Gun shows have proliferated in America and are attracting more criminals than ever before, according to a study released Wednesday.
What’s more, the study says the shows have become a primary recruiting ground for anti-government activists and militia members.
“Many people who attend gun shows are law-abiding, legitimate gun enthusiasts,” said Rep. Charles Schumer, D.-N.Y. “Unfortunately, side by side with these legitimate users is a bustling crowd of criminals, illegal gun dealers, and right-wing extremists who often thumb their noses at the law.”
The study, “Gun Shows in America: Tupperware Parties for Criminals,” says the increase has resulted from the 1986 Firearms Owner Protection Act, also known as the McClure-Volkmer Act, which allowed federal firearms license holders to sell guns at shows in their home state.

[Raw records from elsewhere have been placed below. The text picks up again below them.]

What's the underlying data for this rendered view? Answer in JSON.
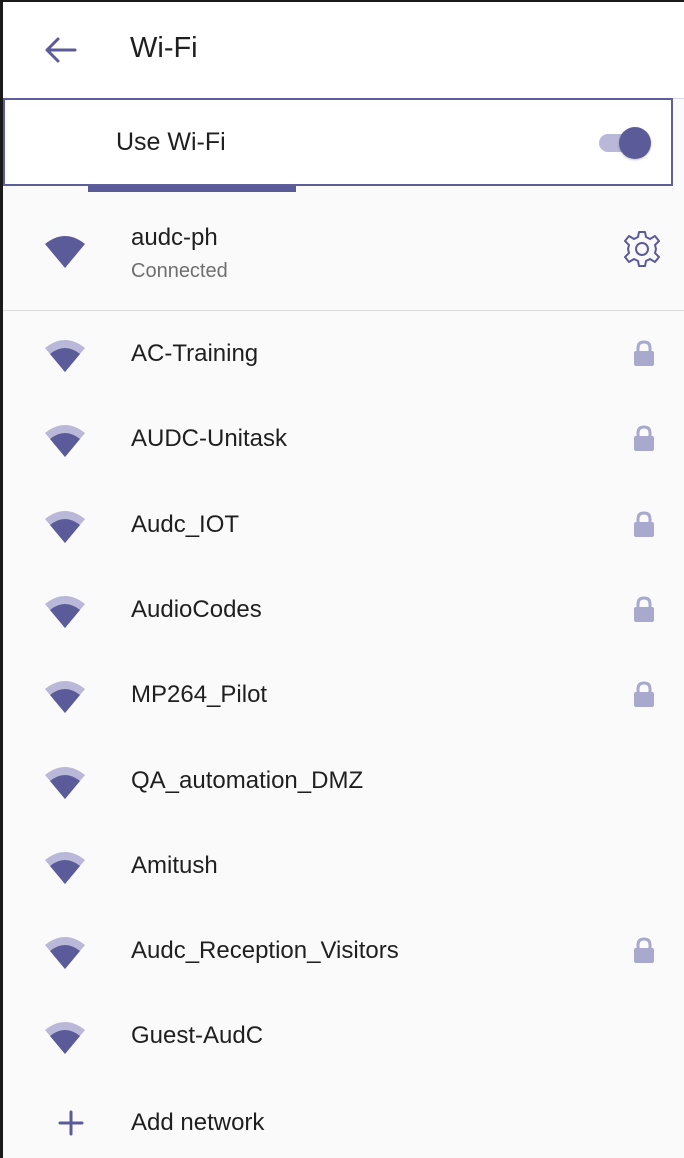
{
  "appbar": {
    "title": "Wi-Fi",
    "back_icon": "arrow-back-icon"
  },
  "master_switch": {
    "label": "Use Wi-Fi",
    "enabled": true
  },
  "colors": {
    "accent": "#5c5b99",
    "accent_light": "#b9b8d8",
    "lock": "#a9a8cd"
  },
  "connected_network": {
    "ssid": "audc-ph",
    "status": "Connected",
    "settings_icon": "gear-icon"
  },
  "networks": [
    {
      "ssid": "AC-Training",
      "secured": true
    },
    {
      "ssid": "AUDC-Unitask",
      "secured": true
    },
    {
      "ssid": "Audc_IOT",
      "secured": true
    },
    {
      "ssid": "AudioCodes",
      "secured": true
    },
    {
      "ssid": "MP264_Pilot",
      "secured": true
    },
    {
      "ssid": "QA_automation_DMZ",
      "secured": false
    },
    {
      "ssid": "Amitush",
      "secured": false
    },
    {
      "ssid": "Audc_Reception_Visitors",
      "secured": true
    },
    {
      "ssid": "Guest-AudC",
      "secured": false
    }
  ],
  "add_network": {
    "label": "Add network",
    "icon": "plus-icon"
  }
}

It also allowed individuals not federally licensed as gun dealers to sell their personal firearms as a hobby.
These supposed hobbyists “are not bound by the same laws as licensed dealers, Schumer said.

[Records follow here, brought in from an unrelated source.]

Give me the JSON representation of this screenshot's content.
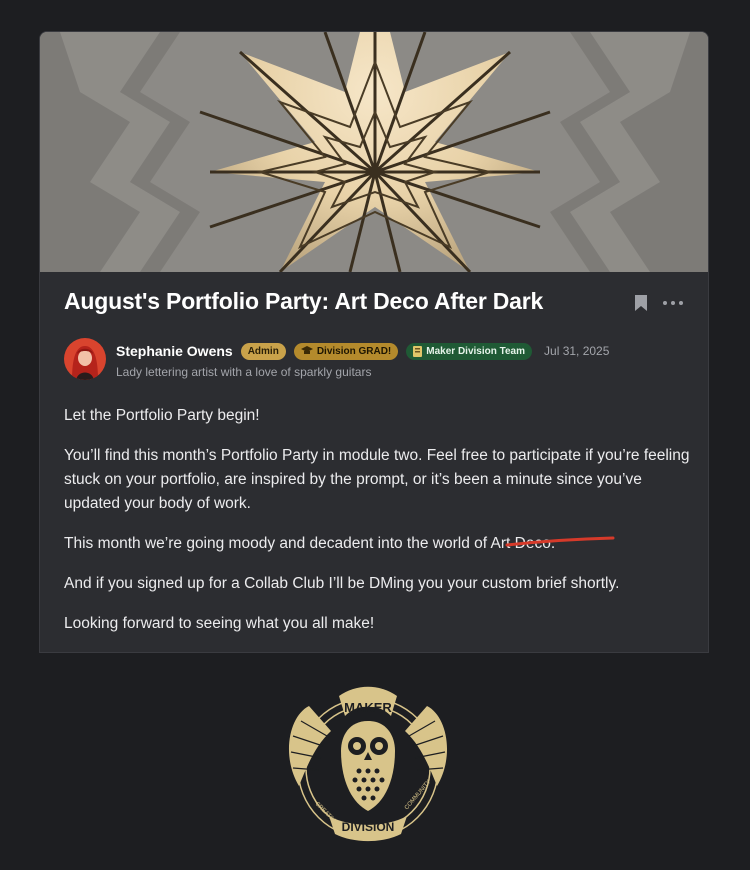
{
  "post": {
    "title": "August's Portfolio Party: Art Deco After Dark",
    "author": {
      "name": "Stephanie Owens",
      "bio": "Lady lettering artist with a love of sparkly guitars"
    },
    "badges": {
      "admin": "Admin",
      "grad": "Division GRAD!",
      "maker": "Maker Division Team"
    },
    "date": "Jul 31, 2025",
    "paragraphs": {
      "p1": "Let the Portfolio Party begin!",
      "p2": "You’ll find this month’s Portfolio Party in module two. Feel free to participate if you’re feeling stuck on your portfolio, are inspired by the prompt, or it’s been a minute since you’ve updated your body of work.",
      "p3_prefix": "This month we’re going moody and decadent into the world of ",
      "p3_highlight": "Art Deco",
      "p3_suffix": ".",
      "p4": "And if you signed up for a Collab Club I’ll be DMing you your custom brief shortly.",
      "p5": "Looking forward to seeing what you all make!"
    }
  },
  "logo": {
    "top_text": "MAKER",
    "bottom_text": "DIVISION",
    "left_text": "CREATIVE",
    "right_text": "COMMUNITY"
  },
  "icons": {
    "bookmark": "bookmark-icon",
    "more": "more-options-icon",
    "grad": "graduation-cap-icon",
    "maker": "notebook-icon"
  },
  "colors": {
    "accent_admin": "#c9a24a",
    "accent_grad": "#b48a2c",
    "accent_maker": "#1f5a35",
    "underline": "#d63a2a"
  }
}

The U.S. Bureau of Alcohol, Tobacco and Firearms, maintains no records on the number of gun shows and can only offer a rough estimate of 2,000 each year, the study says.

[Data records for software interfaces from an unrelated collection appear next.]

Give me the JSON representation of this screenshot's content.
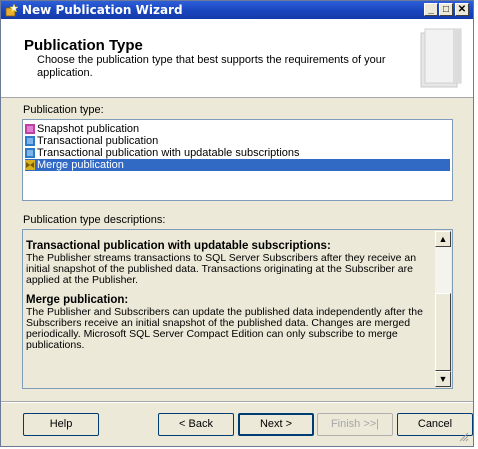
{
  "window": {
    "title": "New Publication Wizard"
  },
  "header": {
    "title": "Publication Type",
    "description": "Choose the publication type that best supports the requirements of your application."
  },
  "publication_type": {
    "label": "Publication type:",
    "items": [
      {
        "label": "Snapshot publication",
        "icon": "snapshot-icon",
        "selected": false
      },
      {
        "label": "Transactional publication",
        "icon": "transactional-icon",
        "selected": false
      },
      {
        "label": "Transactional publication with updatable subscriptions",
        "icon": "transactional-updatable-icon",
        "selected": false
      },
      {
        "label": "Merge publication",
        "icon": "merge-icon",
        "selected": true
      }
    ]
  },
  "descriptions": {
    "label": "Publication type descriptions:",
    "sections": [
      {
        "heading": "Transactional publication with updatable subscriptions:",
        "body": "The Publisher streams transactions to SQL Server Subscribers after they receive an initial snapshot of the published data. Transactions originating at the Subscriber are applied at the Publisher."
      },
      {
        "heading": "Merge publication:",
        "body": "The Publisher and Subscribers can update the published data independently after the Subscribers receive an initial snapshot of the published data. Changes are merged periodically. Microsoft SQL Server Compact Edition can only subscribe to merge publications."
      }
    ]
  },
  "buttons": {
    "help": "Help",
    "back": "< Back",
    "next": "Next >",
    "finish": "Finish >>|",
    "cancel": "Cancel"
  },
  "colors": {
    "selection": "#316ac5",
    "titlebar": "#1a47c0",
    "dialog": "#ece9d8"
  }
}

The Violence Policy Center conducts research on violence in America and supports handgun control.
The study was derived mostly of interviews with law enforcement personnel and gun show organizers over a six-week period earlier this year.
Although there are no comparable numbers for 10 years ago - before the act - most of those interviewed said the number of shows has increased drastically, Rand said.
The 72-page study describes several connections between militia movements and gun shows. For example, it says at least one member of Arizona’s Viper Militia was known to have frequented gun shows and the group may have derived their name from “OPLAN, American Viper,” a blueprint for overthrowing the government which has been circulating at gun shows across the country.
sponsored According to two 2015 surveys, 62 percent of Americans do not have enough savings to handle an unexpected emergency, much less any long-term plans.